    Els, 47, founded Els for Autism in 2009 with his wife after their son, Ben, was diagnosed with autism. Their efforts have since flourished into a 26-acre campus in Jupiter, Fla., and the creation of the Els Center for Excellence in 2015.

    The Heisman Humanitarian Award has been given out since 2006. Past recipients include NBA center David Robinson, NFL running back Warrick Dunn, soccer star Mia Hamm and NASCAR driver Jeff Gordon.

    A native of South Africa, Els won the U.S. Open in 1994 and 1997 and The Open in 2002 and 2012. He has won 19 times on the PGA Tour and was inducted into the World Golf Hall of Fame in 2011.

    Getty Images

    Monday finish for Joburg Open; Sharma leads by 4

    By Golf Channel DigitalDecember 10, 2017, 8:57 pm

    Rain, lightning and hail pushed the Joburg Open to a Monday finish, with India’s Shubhankar Sharma holding a four-stroke lead with 11 holes to play in Johannesburg.

    Play is scheduled to resume at 7:30 a.m. local time.

    South Africa’s Erik van Rooyen will have a 3-foot putt for birdie to move within three shots of Sharma wen play resumes at the Randpark Golf Club.
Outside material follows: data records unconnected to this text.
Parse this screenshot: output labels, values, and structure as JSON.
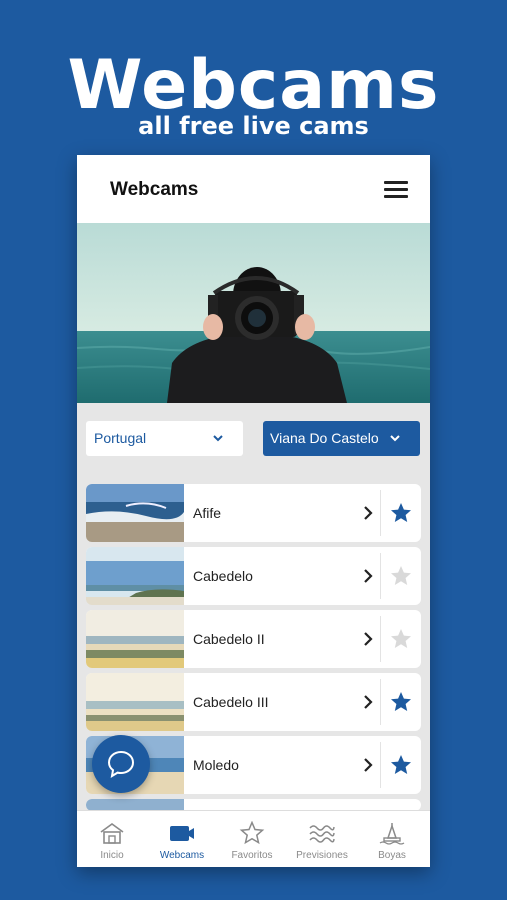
{
  "promo": {
    "title": "Webcams",
    "subtitle": "all free live cams"
  },
  "app": {
    "header_title": "Webcams",
    "menu_icon": "hamburger-menu-icon"
  },
  "filters": {
    "country": "Portugal",
    "region": "Viana Do Castelo"
  },
  "webcams": [
    {
      "name": "Afife",
      "favorite": true
    },
    {
      "name": "Cabedelo",
      "favorite": false
    },
    {
      "name": "Cabedelo II",
      "favorite": false
    },
    {
      "name": "Cabedelo III",
      "favorite": true
    },
    {
      "name": "Moledo",
      "favorite": true
    }
  ],
  "bottom_nav": [
    {
      "label": "Inicio",
      "icon": "home-icon",
      "active": false
    },
    {
      "label": "Webcams",
      "icon": "video-camera-icon",
      "active": true
    },
    {
      "label": "Favoritos",
      "icon": "star-icon",
      "active": false
    },
    {
      "label": "Previsiones",
      "icon": "waves-icon",
      "active": false
    },
    {
      "label": "Boyas",
      "icon": "buoy-icon",
      "active": false
    }
  ],
  "colors": {
    "brand_blue": "#1d5aa0",
    "star_inactive": "#d9d9d9",
    "nav_inactive": "#8a8a8a"
  }
}
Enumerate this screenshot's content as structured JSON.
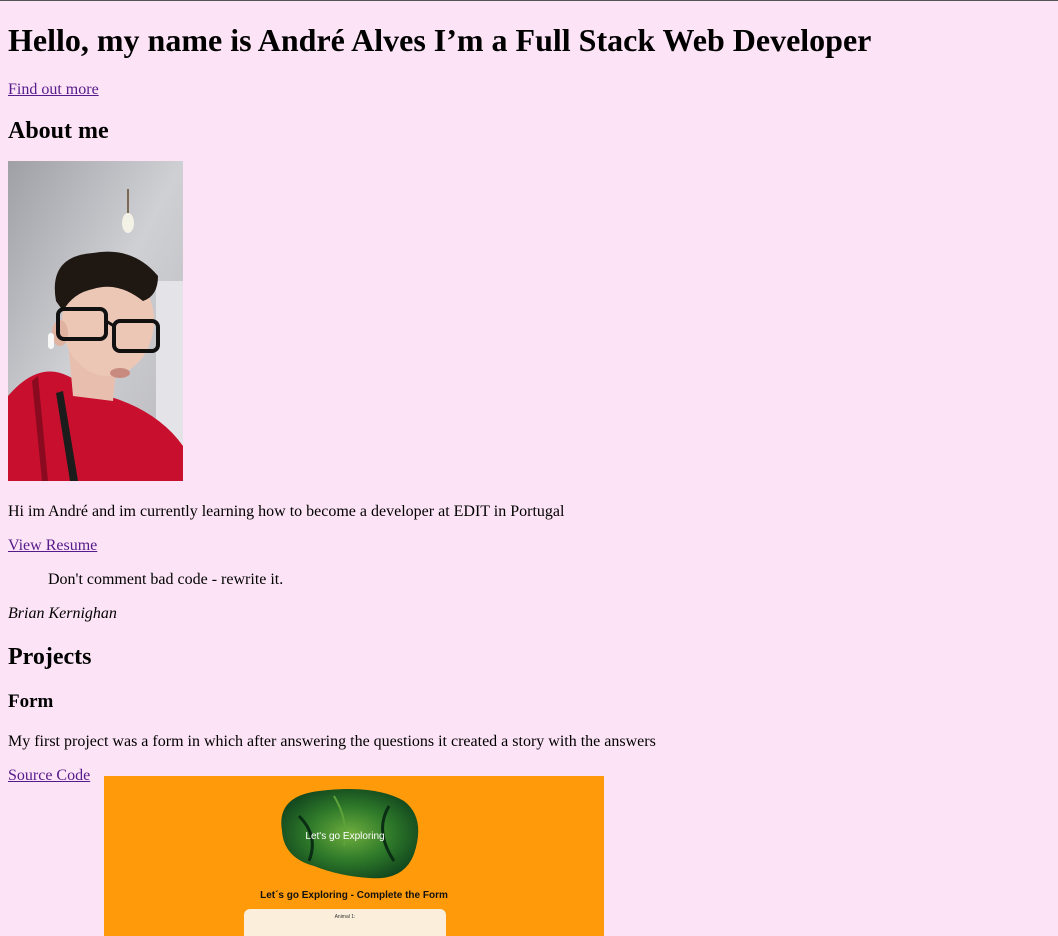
{
  "header": {
    "title": "Hello, my name is André Alves I’m a Full Stack Web Developer",
    "find_out_more": "Find out more"
  },
  "about": {
    "title": "About me",
    "intro": "Hi im André and im currently learning how to become a developer at EDIT in Portugal",
    "resume_link": "View Resume",
    "quote": "Don't comment bad code - rewrite it.",
    "quote_author": "Brian Kernighan"
  },
  "projects": {
    "title": "Projects",
    "items": [
      {
        "title": "Form",
        "description": "My first project was a form in which after answering the questions it created a story with the answers",
        "source_link": "Source Code",
        "preview": {
          "blob_text": "Let's go Exploring",
          "caption": "Let´s go Exploring - Complete the Form",
          "card_label": "Animal 1:"
        }
      }
    ]
  },
  "colors": {
    "background": "#fce4f6",
    "link": "#551a8b",
    "preview_background": "#ff9a0a"
  }
}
Sarma is at 22 under par.

    Tapio Pulkkanen of Finland and James Morrison of England are tied for third at 14 under. Pulkkanen has 10 holes remaining, Morrison 11.

    The top three finishers who are not already exempt, will get spots in next year’s Open Championship at Carnoustie.

     

     

    Stricker, O'Hair team to win QBE Shootout

    By Will GrayDecember 10, 2017, 8:55 pm

    It may not count in the official tally, but Steve Stricker is once again in the winner's circle on the PGA Tour.

    Stricker teamed with Sean O'Hair to win the two-person QBE Shootout, as the duo combined for a better-ball 64 in the final round to finish two shots clear of Graeme McDowell and Shane Lowry. It's the second win in this event for both men; Stricker won with Jerry Kelly back in 2009 while O'Hair lifted the trophy with Kenny Perry in 2012.

    Stricker and O'Hair led wire-to-wire in the 54-hole, unofficial event after posting a 15-under 57 during the opening-round scramble.

    "We just really gelled well together," Stricker said. "With his length the first day, getting some clubs into the greens, some short irons for me, we just fed off that first day quite a bit. We felt comfortable with one another."


    Full-field scores from the QBE Shootout


    Stricker won 12 times during his PGA Tour career, most recently at the 2012 Tournament of Champions. More recently the 50-year-old has been splitting his time on the PGA Tour Champions and captained the U.S. to a victory at the Presidents Cup in October. O'Hair has four official Tour wins, most recently at the 2011 RBC Canadian Open.

    Pat Perez and Brian Harman finished alone in third, four shots behind Stricker and O'Hair. Lexi Thompson and Tony Finau, the lone co-ed pairing in the 12-team event, finished among a tie for fourth.